“While Waikato is by no means cheap anymore, the region continues to offer many Auckland families and retirees the chance to get ahead and enjoy a great lifestyle. With Auckland’s median price hitting seven figures, many are now actively eying the regions which will only continue,” says Mayne.
CoreLogic predicts record summer for property market
The CoreLogic House Price Index (HPI) for December shows nationwide property values continued to accelerate over the month, increasing by 2.6%. This takes growth in the final quarter of the year to 6.1% – a rate not bettered since the three months ending February 2004 (6.6%).
Index results as at December 31st 2020
In Tauranga the quarterly rate of growth exceeded ten percent (10.2%), which is an extraordinary figure and something last witnessed in May 2004 (10.5%), when the average property value was just over $350,000. That average value has now increased to $876,122 – up from less than $800,000 at the end of September 2020.
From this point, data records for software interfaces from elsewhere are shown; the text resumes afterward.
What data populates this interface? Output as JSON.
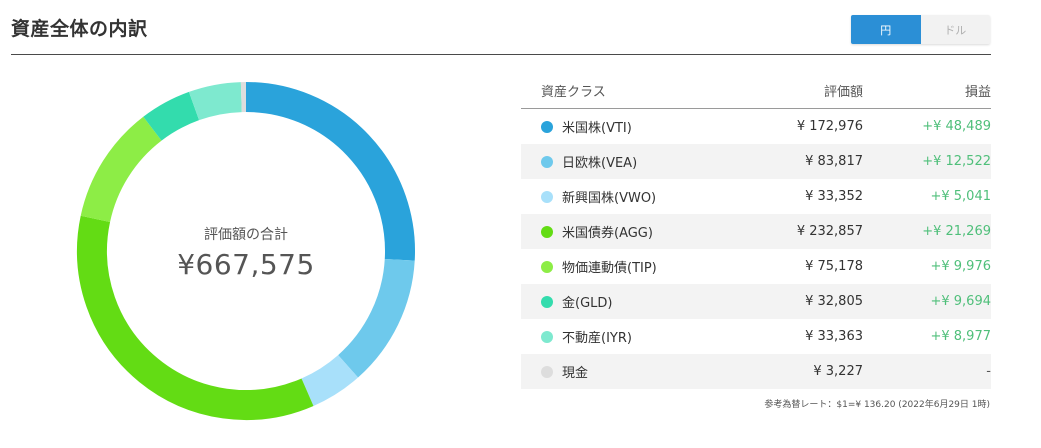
{
  "page": {
    "title": "資産全体の内訳"
  },
  "currency_toggle": {
    "yen_label": "円",
    "dollar_label": "ドル",
    "selected": "円"
  },
  "center": {
    "label": "評価額の合計",
    "total": "¥667,575"
  },
  "table": {
    "headers": {
      "asset_class": "資産クラス",
      "value": "評価額",
      "gain": "損益"
    },
    "rows": [
      {
        "name": "米国株(VTI)",
        "value": "¥ 172,976",
        "gain": "+¥ 48,489",
        "color": "#2aa3db"
      },
      {
        "name": "日欧株(VEA)",
        "value": "¥ 83,817",
        "gain": "+¥ 12,522",
        "color": "#6ec9ec"
      },
      {
        "name": "新興国株(VWO)",
        "value": "¥ 33,352",
        "gain": "+¥ 5,041",
        "color": "#a8e0fa"
      },
      {
        "name": "米国債券(AGG)",
        "value": "¥ 232,857",
        "gain": "+¥ 21,269",
        "color": "#63dc14"
      },
      {
        "name": "物価連動債(TIP)",
        "value": "¥ 75,178",
        "gain": "+¥ 9,976",
        "color": "#8ded46"
      },
      {
        "name": "金(GLD)",
        "value": "¥ 32,805",
        "gain": "+¥ 9,694",
        "color": "#33dcad"
      },
      {
        "name": "不動産(IYR)",
        "value": "¥ 33,363",
        "gain": "+¥ 8,977",
        "color": "#7ee9cf"
      },
      {
        "name": "現金",
        "value": "¥ 3,227",
        "gain": "-",
        "color": "#dddddd"
      }
    ]
  },
  "rate_note": "参考為替レート：$1=¥ 136.20 (2022年6月29日 1時)",
  "chart_data": {
    "type": "pie",
    "donut": true,
    "categories": [
      "米国株(VTI)",
      "日欧株(VEA)",
      "新興国株(VWO)",
      "米国債券(AGG)",
      "物価連動債(TIP)",
      "金(GLD)",
      "不動産(IYR)",
      "現金"
    ],
    "values": [
      172976,
      83817,
      33352,
      232857,
      75178,
      32805,
      33363,
      3227
    ],
    "colors": [
      "#2aa3db",
      "#6ec9ec",
      "#a8e0fa",
      "#63dc14",
      "#8ded46",
      "#33dcad",
      "#7ee9cf",
      "#dddddd"
    ],
    "total": 667575
  }
}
The quarterly rate of growth in Masterton is yet another step higher at 17.4%, while other provincial centres to exceed 10% quarterly growth include Whanganui (11.2%), Porirua (10.9%) and Gisborne (10.4%) with Palmerston North just shy at 9.6%.
Highlights over the 3 months to December 2020
Looking back to the start of the year, property values in Gisborne have increased by more than thirty percent (30.4%), which has seen the average property increase in value by almost $120,000 to smash the half million dollar mark at the end of December ($514,212).
The factors influencing such a rapid rate of capital gain include record low mortgage rates and tight inventory which has seen demand outweighing supply. Stronger than forecast economic conditions have buoyed consumer sentiment at a time of unprecedented global uncertainty. It is clear that New Zealanders are looking towards property as a safe investment and the most attractive asset for wealth accumulation.
Rolling change in property values, national
Furthermore, areas with a lower average value typically mean a greater number of eligible buyers and hence greater competition leading to stronger growth.
With consistent messages regarding the need to protect that wealth, coming from both the Government and the Reserve Bank of NZ (RBNZ), the risk factor of property investment has, on the face of it, reduced, which only encourages greater investment.
House Price Index – Main Centres Relative to December 2003
Without any major policy change regarding property in the works, the long term affordability of the property market is reliant on significantly increasing supply, which is a slow moving factor. So for now, all indications are that the fervent growth in property values will continue throughout the summer at least.